The Query API also provides the ability to generate ‘long lived’ queries using its Subscription mechanism and WebSockets.
The Registration and Query APIs are specified within the discovery and registration specification.
The diagram below shows examples of peer-to-peer and registered discovery.
Note: this section describes a particular approach to making/removing connections between Senders and Receivers that the AMWA Networked Media Incubator has used for Connection Management for the first three workshops, and for the public demonstration of IS-04 at IBC 2016. The Incubator is developing a more general API for device connection management, which should form the basis of a future NMOS specification.
Sender and Receiver resources enable connectivity between Nodes. Senders expose a description of what Flow they are sending and an href to access it (the ‘manifest’).
For RTP, we use SDP files as our ‘manifest’. Senders expose an SDP file that describes the location of the Sender’s RTP stream.
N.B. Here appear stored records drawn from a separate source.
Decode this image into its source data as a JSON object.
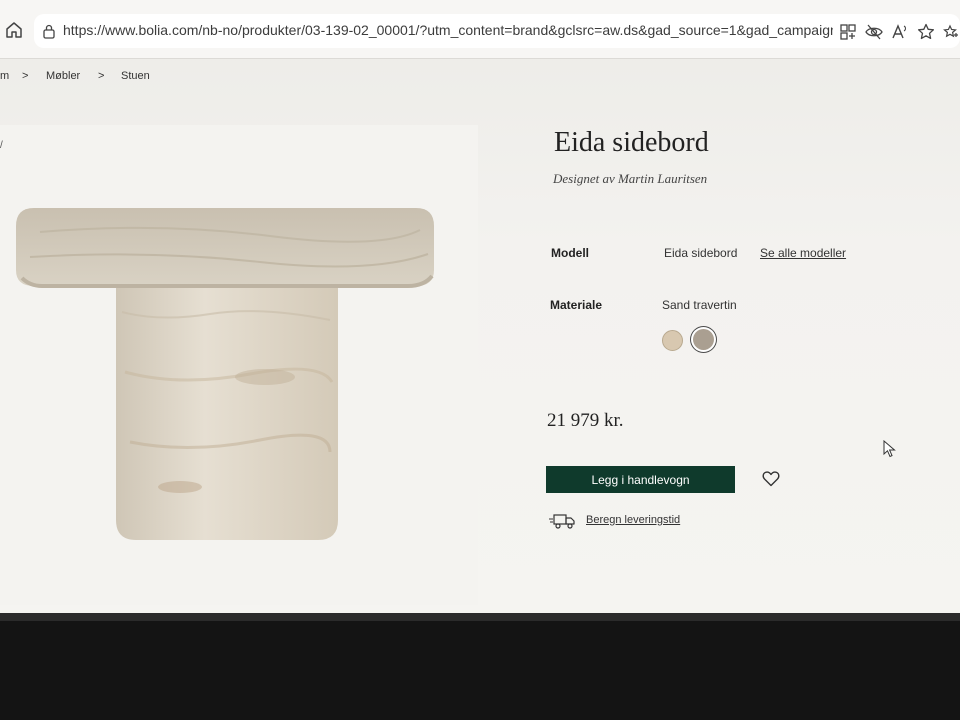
{
  "browser": {
    "url": "https://www.bolia.com/nb-no/produkter/03-139-02_00001/?utm_content=brand&gclsrc=aw.ds&gad_source=1&gad_campaignid..."
  },
  "breadcrumb": {
    "first": "m",
    "items": [
      "Møbler",
      "Stuen"
    ],
    "separator": ">"
  },
  "product": {
    "title": "Eida sidebord",
    "designer": "Designet av Martin Lauritsen",
    "model_label": "Modell",
    "model_value": "Eida sidebord",
    "all_models_link": "Se alle modeller",
    "material_label": "Materiale",
    "material_value": "Sand travertin",
    "price": "21 979 kr.",
    "add_to_cart": "Legg i handlevogn",
    "delivery_link": "Beregn leveringstid"
  },
  "image_panel_mark": "/",
  "colors": {
    "cart_button": "#0f3a2c",
    "swatch_sand": "#d8c8b0",
    "swatch_grey": "#aa9f91"
  }
}
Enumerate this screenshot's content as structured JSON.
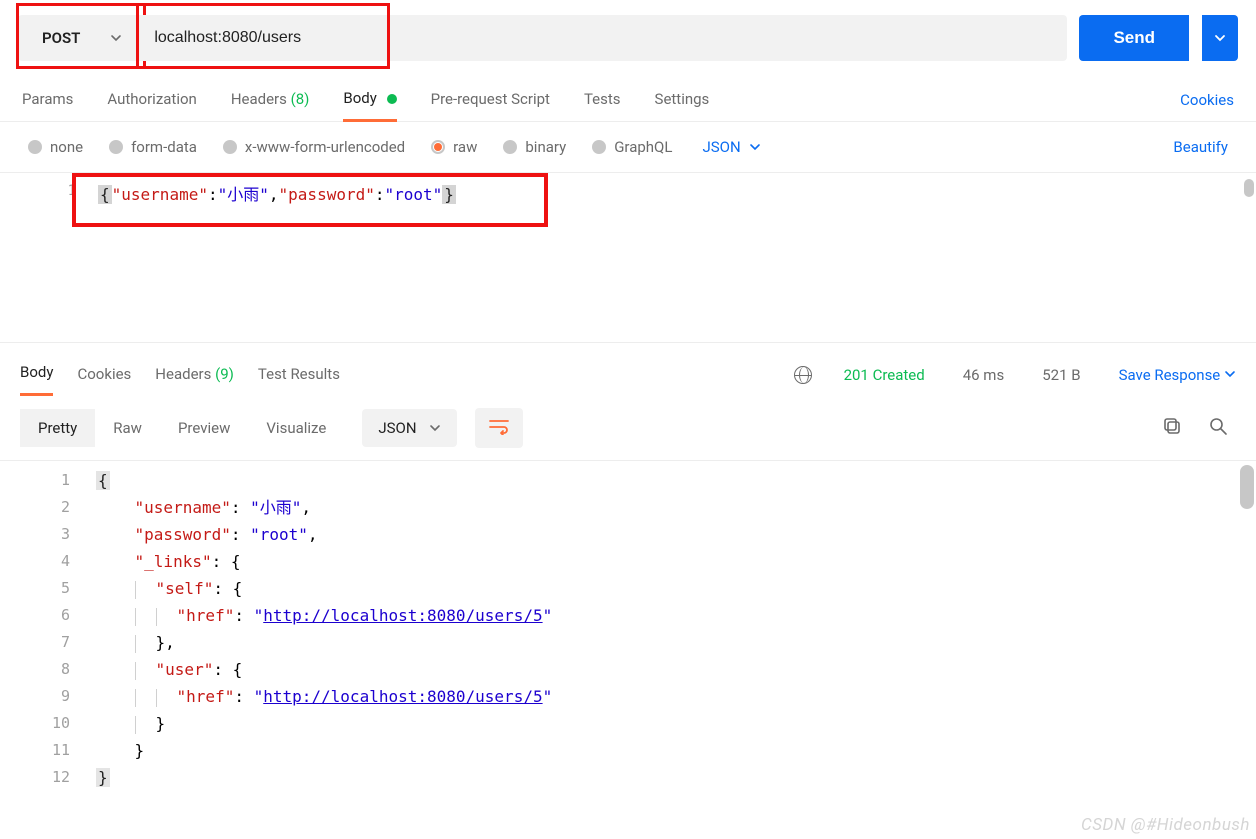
{
  "request": {
    "method": "POST",
    "url": "localhost:8080/users",
    "send_label": "Send"
  },
  "tabs": {
    "params": "Params",
    "authorization": "Authorization",
    "headers_label": "Headers",
    "headers_count": "(8)",
    "body": "Body",
    "prerequest": "Pre-request Script",
    "tests": "Tests",
    "settings": "Settings",
    "cookies": "Cookies"
  },
  "body_types": {
    "none": "none",
    "form_data": "form-data",
    "xform": "x-www-form-urlencoded",
    "raw": "raw",
    "binary": "binary",
    "graphql": "GraphQL",
    "format": "JSON",
    "beautify": "Beautify"
  },
  "request_body": {
    "line_no": "1",
    "key_username": "\"username\"",
    "val_username": "\"小雨\"",
    "key_password": "\"password\"",
    "val_password": "\"root\""
  },
  "response_tabs": {
    "body": "Body",
    "cookies": "Cookies",
    "headers_label": "Headers",
    "headers_count": "(9)",
    "test_results": "Test Results"
  },
  "response_meta": {
    "status": "201 Created",
    "time": "46 ms",
    "size": "521 B",
    "save": "Save Response"
  },
  "view_modes": {
    "pretty": "Pretty",
    "raw": "Raw",
    "preview": "Preview",
    "visualize": "Visualize",
    "format": "JSON"
  },
  "response_body": {
    "lines": [
      "1",
      "2",
      "3",
      "4",
      "5",
      "6",
      "7",
      "8",
      "9",
      "10",
      "11",
      "12"
    ],
    "k_username": "\"username\"",
    "v_username": "\"小雨\"",
    "k_password": "\"password\"",
    "v_password": "\"root\"",
    "k_links": "\"_links\"",
    "k_self": "\"self\"",
    "k_href": "\"href\"",
    "v_href": "http://localhost:8080/users/5",
    "k_user": "\"user\""
  },
  "watermark": "CSDN @#Hideonbush"
}
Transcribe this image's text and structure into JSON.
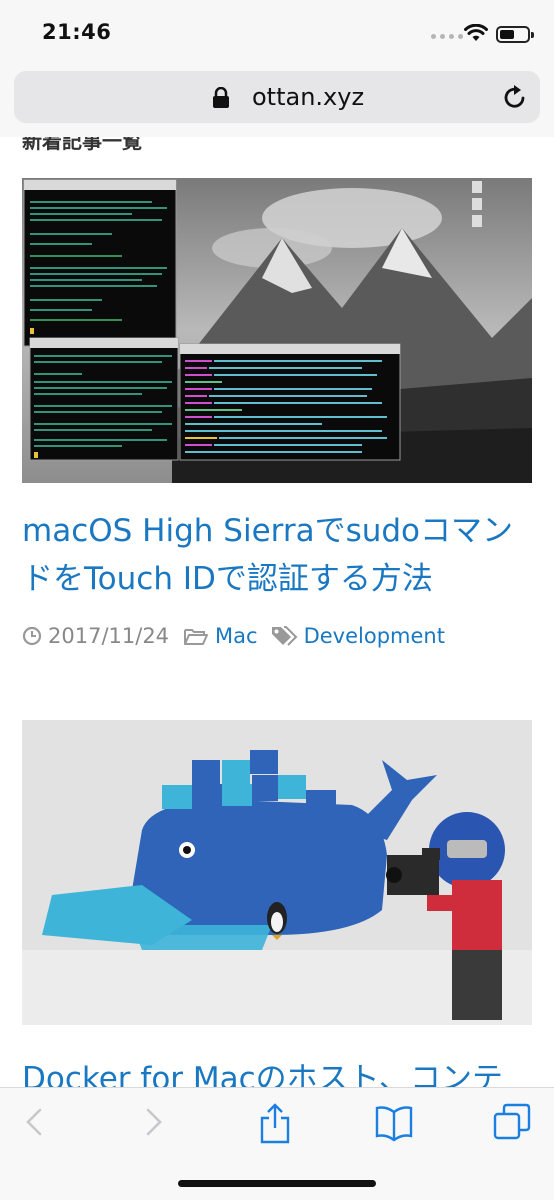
{
  "status": {
    "time": "21:46"
  },
  "address": {
    "url": "ottan.xyz"
  },
  "page": {
    "section_title": "新着記事一覧",
    "articles": [
      {
        "title_line1": "macOS High Sierraでsudoコマン",
        "title_line2": "ドをTouch IDで認証する方法",
        "date": "2017/11/24",
        "category": "Mac",
        "tag": "Development"
      },
      {
        "title_line1": "Docker for Macのホスト、コンテナ"
      }
    ]
  },
  "colors": {
    "link": "#1a78c2",
    "meta_gray": "#888888",
    "toolbar_blue": "#1a7fe0"
  },
  "icons": [
    "lock-icon",
    "reload-icon",
    "clock-icon",
    "folder-icon",
    "tags-icon",
    "back-icon",
    "forward-icon",
    "share-icon",
    "bookmarks-icon",
    "tabs-icon"
  ]
}
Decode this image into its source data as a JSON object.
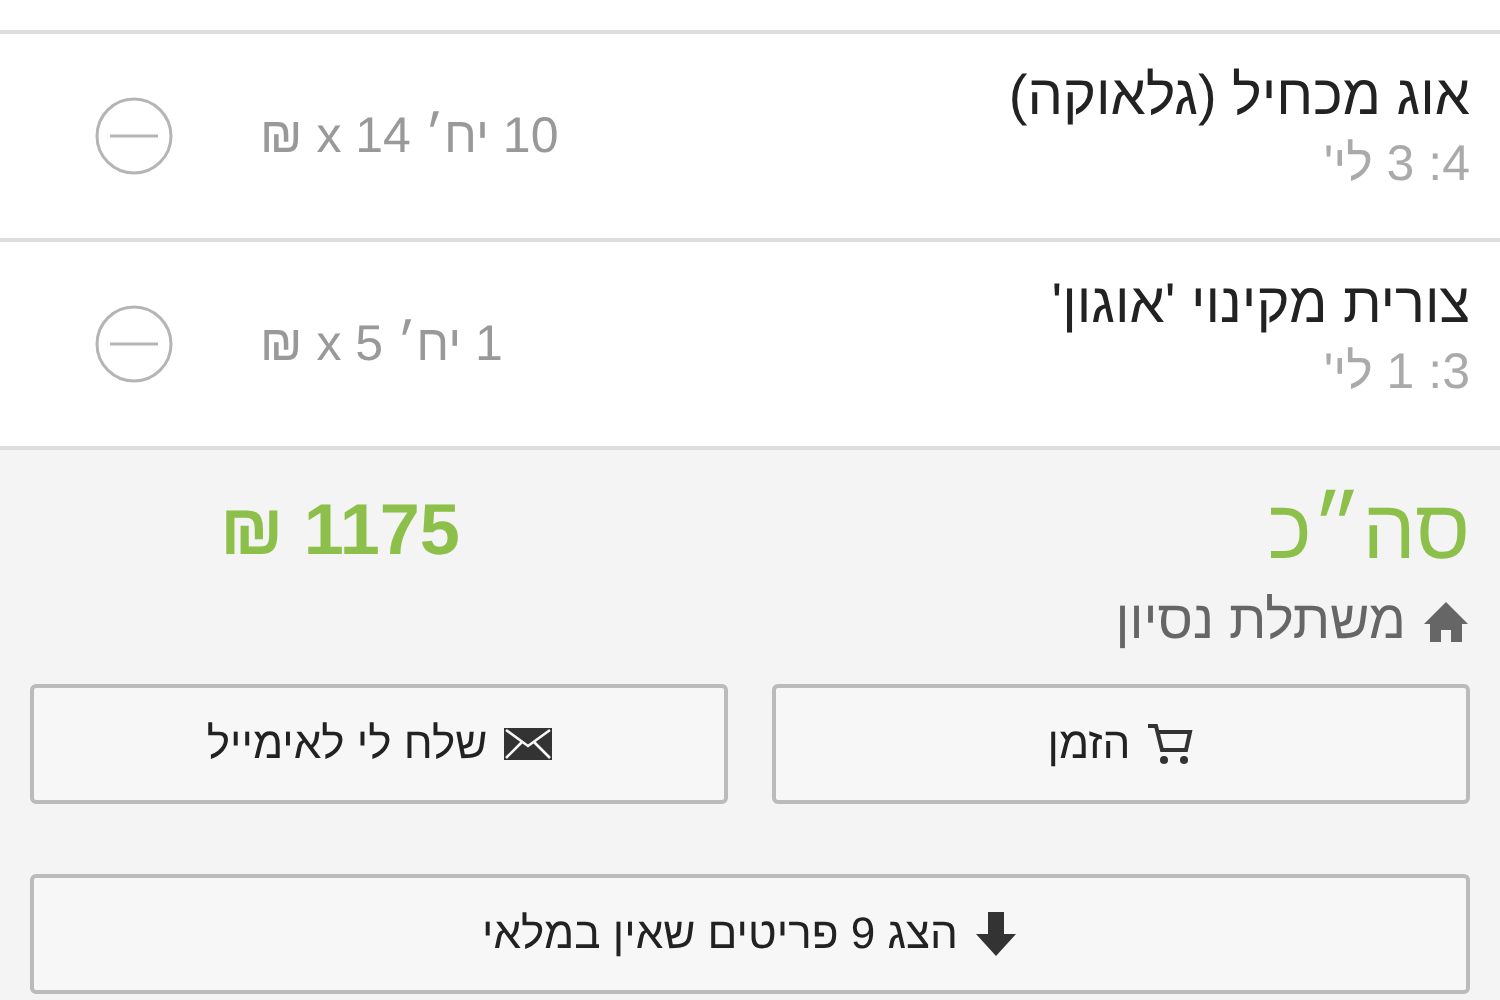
{
  "items": [
    {
      "name": "אוג מכחיל (גלאוקה)",
      "detail": "4: 3 לי'",
      "quantity": "10 יח׳ x 14 ₪"
    },
    {
      "name": "צורית מקינוי 'אוגון'",
      "detail": "3: 1 לי'",
      "quantity": "1 יח׳ x 5 ₪"
    }
  ],
  "summary": {
    "label": "סה״כ",
    "total": "1175 ₪",
    "nursery": "משתלת נסיון"
  },
  "buttons": [
    {
      "kind": "order",
      "label": "הזמן"
    },
    {
      "kind": "email",
      "label": "שלח לי לאימייל"
    }
  ],
  "show_more": {
    "label": "הצג 9 פריטים שאין במלאי"
  }
}
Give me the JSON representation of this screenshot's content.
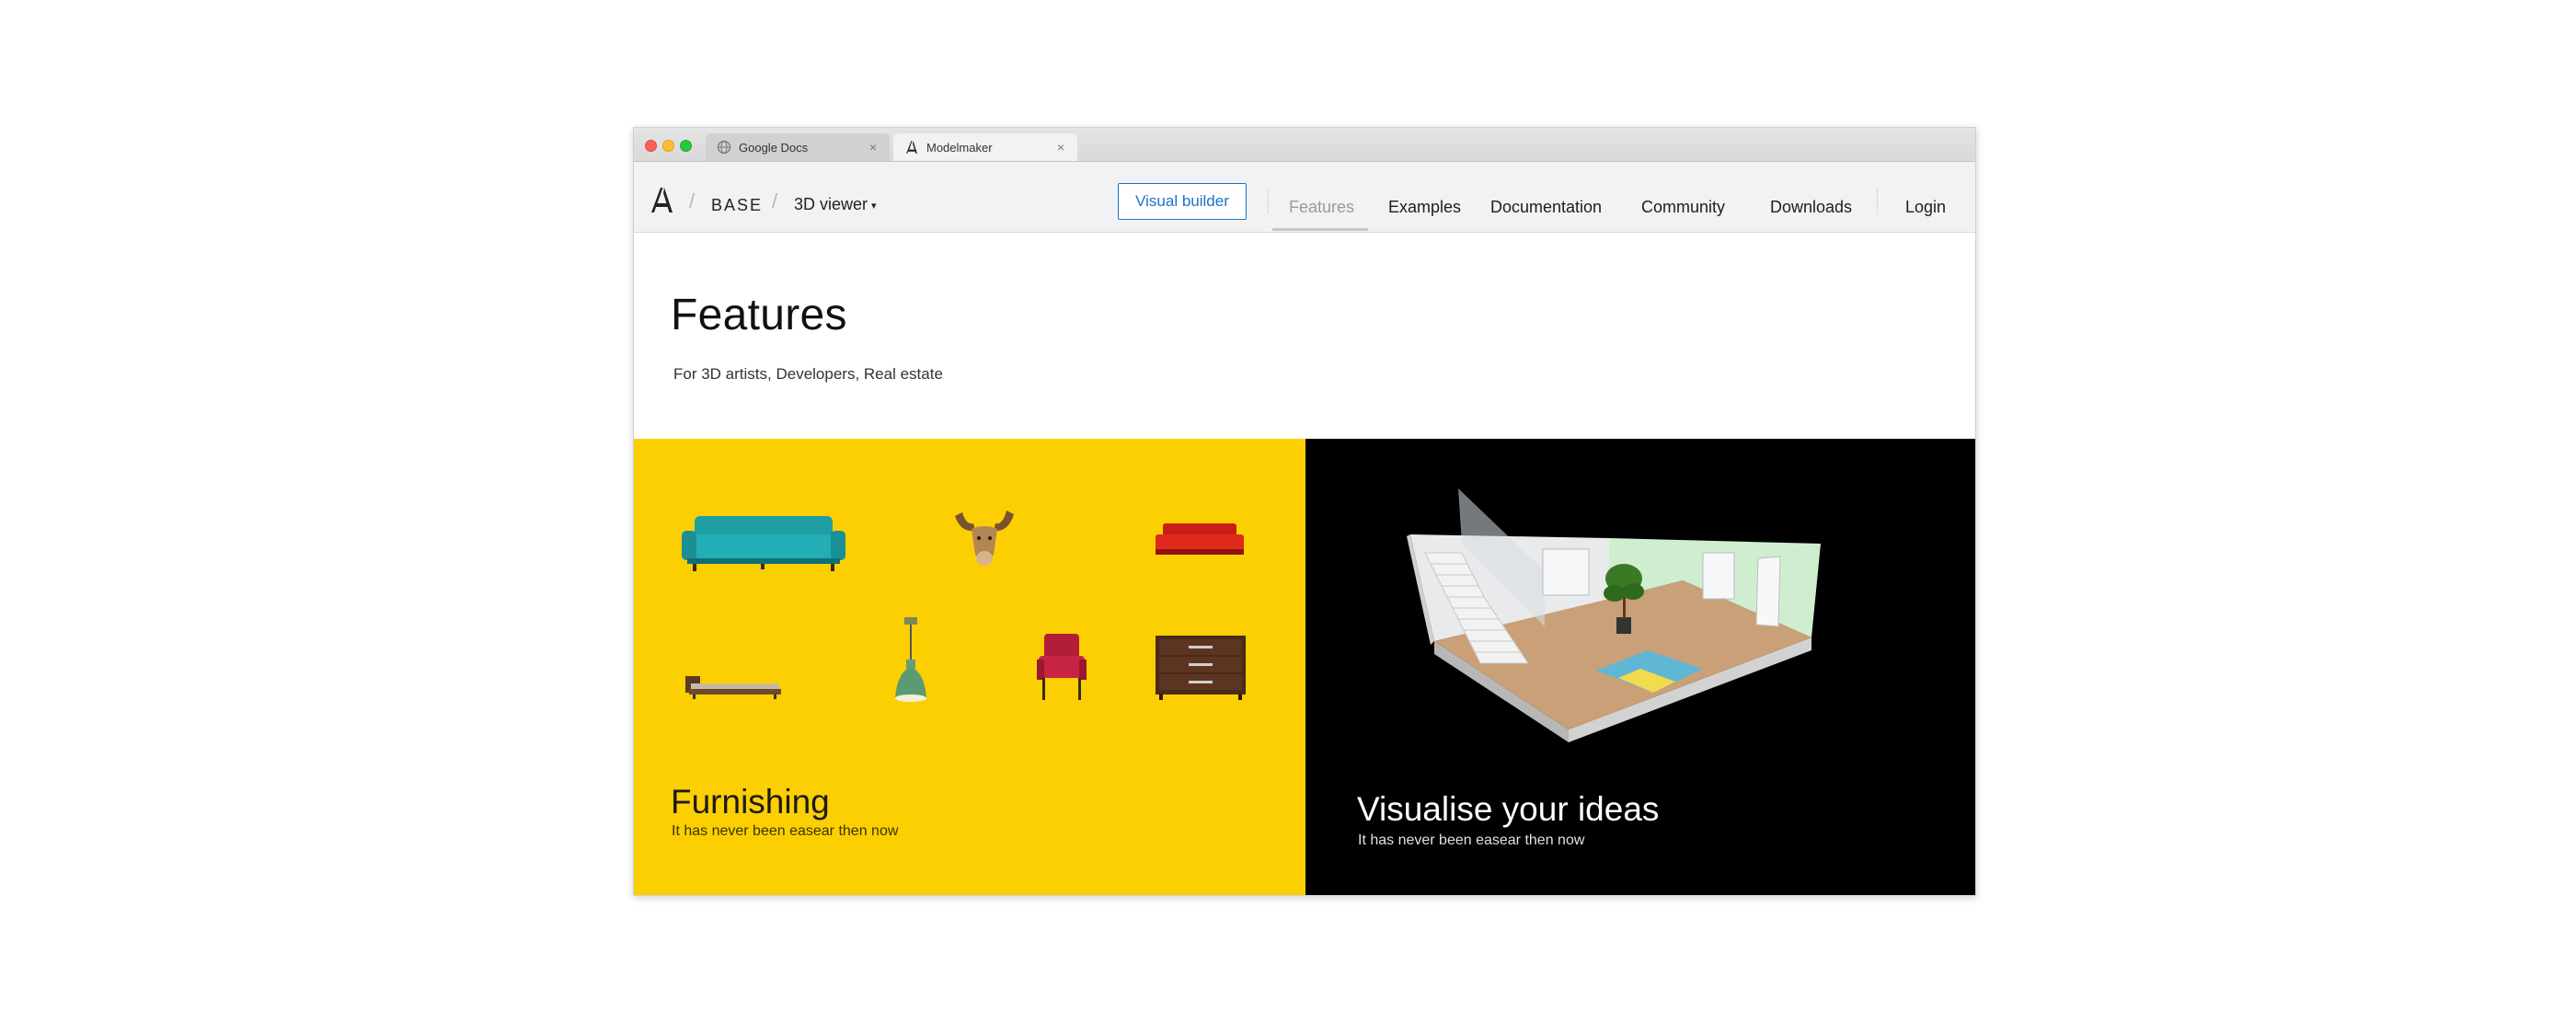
{
  "browser": {
    "tabs": [
      {
        "title": "Google Docs",
        "active": false,
        "icon": "globe-icon"
      },
      {
        "title": "Modelmaker",
        "active": true,
        "icon": "modelmaker-logo-icon"
      }
    ],
    "close_glyph": "×"
  },
  "nav": {
    "brand_icon": "modelmaker-logo-icon",
    "breadcrumb": [
      "BASE",
      "3D viewer"
    ],
    "caret": "▾",
    "cta_label": "Visual builder",
    "links": [
      "Features",
      "Examples",
      "Documentation",
      "Community",
      "Downloads"
    ],
    "active_link": "Features",
    "login_label": "Login",
    "accent_color": "#1a73c8"
  },
  "hero": {
    "title": "Features",
    "subtitle": "For 3D artists, Developers, Real estate"
  },
  "panels": [
    {
      "title": "Furnishing",
      "subtitle": "It has never been easear then now",
      "background": "#fccf02",
      "items": [
        "sofa",
        "moose-head",
        "red-sofa",
        "daybed",
        "pendant-lamp",
        "armchair",
        "dresser"
      ]
    },
    {
      "title": "Visualise your ideas",
      "subtitle": "It has never been easear then now",
      "background": "#000000",
      "image": "3d-room-render"
    }
  ]
}
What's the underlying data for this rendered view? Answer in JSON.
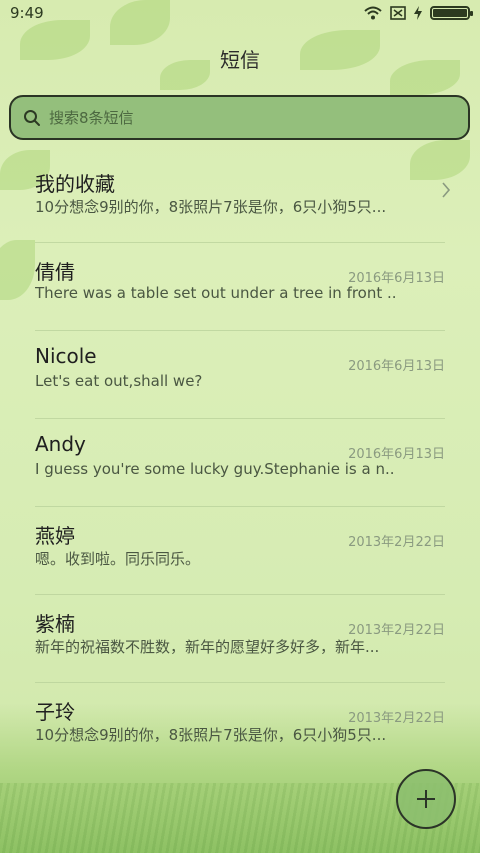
{
  "status": {
    "time": "9:49"
  },
  "title": "短信",
  "search": {
    "placeholder": "搜索8条短信"
  },
  "conversations": [
    {
      "name": "我的收藏",
      "preview": "10分想念9别的你，8张照片7张是你，6只小狗5只...",
      "date": ""
    },
    {
      "name": "倩倩",
      "preview": "There was a table set out under a tree in front ...",
      "date": "2016年6月13日"
    },
    {
      "name": "Nicole",
      "preview": "Let's eat out,shall we?",
      "date": "2016年6月13日"
    },
    {
      "name": "Andy",
      "preview": "I guess you're some lucky guy.Stephanie is a n...",
      "date": "2016年6月13日"
    },
    {
      "name": "燕婷",
      "preview": "嗯。收到啦。同乐同乐。",
      "date": "2013年2月22日"
    },
    {
      "name": "紫楠",
      "preview": "新年的祝福数不胜数，新年的愿望好多好多，新年...",
      "date": "2013年2月22日"
    },
    {
      "name": "子玲",
      "preview": "10分想念9别的你，8张照片7张是你，6只小狗5只...",
      "date": "2013年2月22日"
    }
  ],
  "colors": {
    "accent": "#94bf7c",
    "background": "#d7ebb0"
  },
  "icons": {
    "search": "search-icon",
    "fab": "plus-icon",
    "favorites": "chevron-right-icon"
  }
}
Note: other information in this SDP file is also used by the In-stream Identity and Timing Specification, which includes example SDP files.
To form a connection between two Nodes, a connection manager PUTs some structured data about a Sender (including a reference to the manifest href) to a Receiver. The Receiver parses the manifest and begins accessing the stream.
Each time a Receiver changes the Sender it is receiving from, the Node resource describing the Receiver must be updated on the Node, and also the Node must notify the Registration & Discovery system.
The diagram below shows a typical connection management sequence.
NMOS’s content model can be applied to several types of elemental payload format and transport protocol, including, but not limited to:
- Uncompressed video over RTP according to RFC 4175
- Uncompressed audio over RTP according to RFC 3190
- ST.291 ANC data over RTP according to draft-ietf-payload-rtp-ancillary-02
The above are used by VSF’s TR-03 and are being standardized by SMPTE in the ST 2110 family of specifications.
In addition multiplexed streams are supported, in particular:
- SMPTE ST 2022-6 (SDI over RTP)
NMOS APIs include a “format” attribute to describe they type of Sources and Flows. Note: for successful operation with multiplexed streams, v1.1 or later of IS-04 is required.
NMOS In-stream Signaling of Identity and Timing information for RTP streams specifies how to apply the content model using RTP header extensions to carry identity and timing information and signal Grain boundaries. These can be extended to support e.g. mezzanine compression formats such as VC-2.
Future NMOS specifications may be produced to specify how to apply the content model to other types of content transport (e.g. HTTP-based).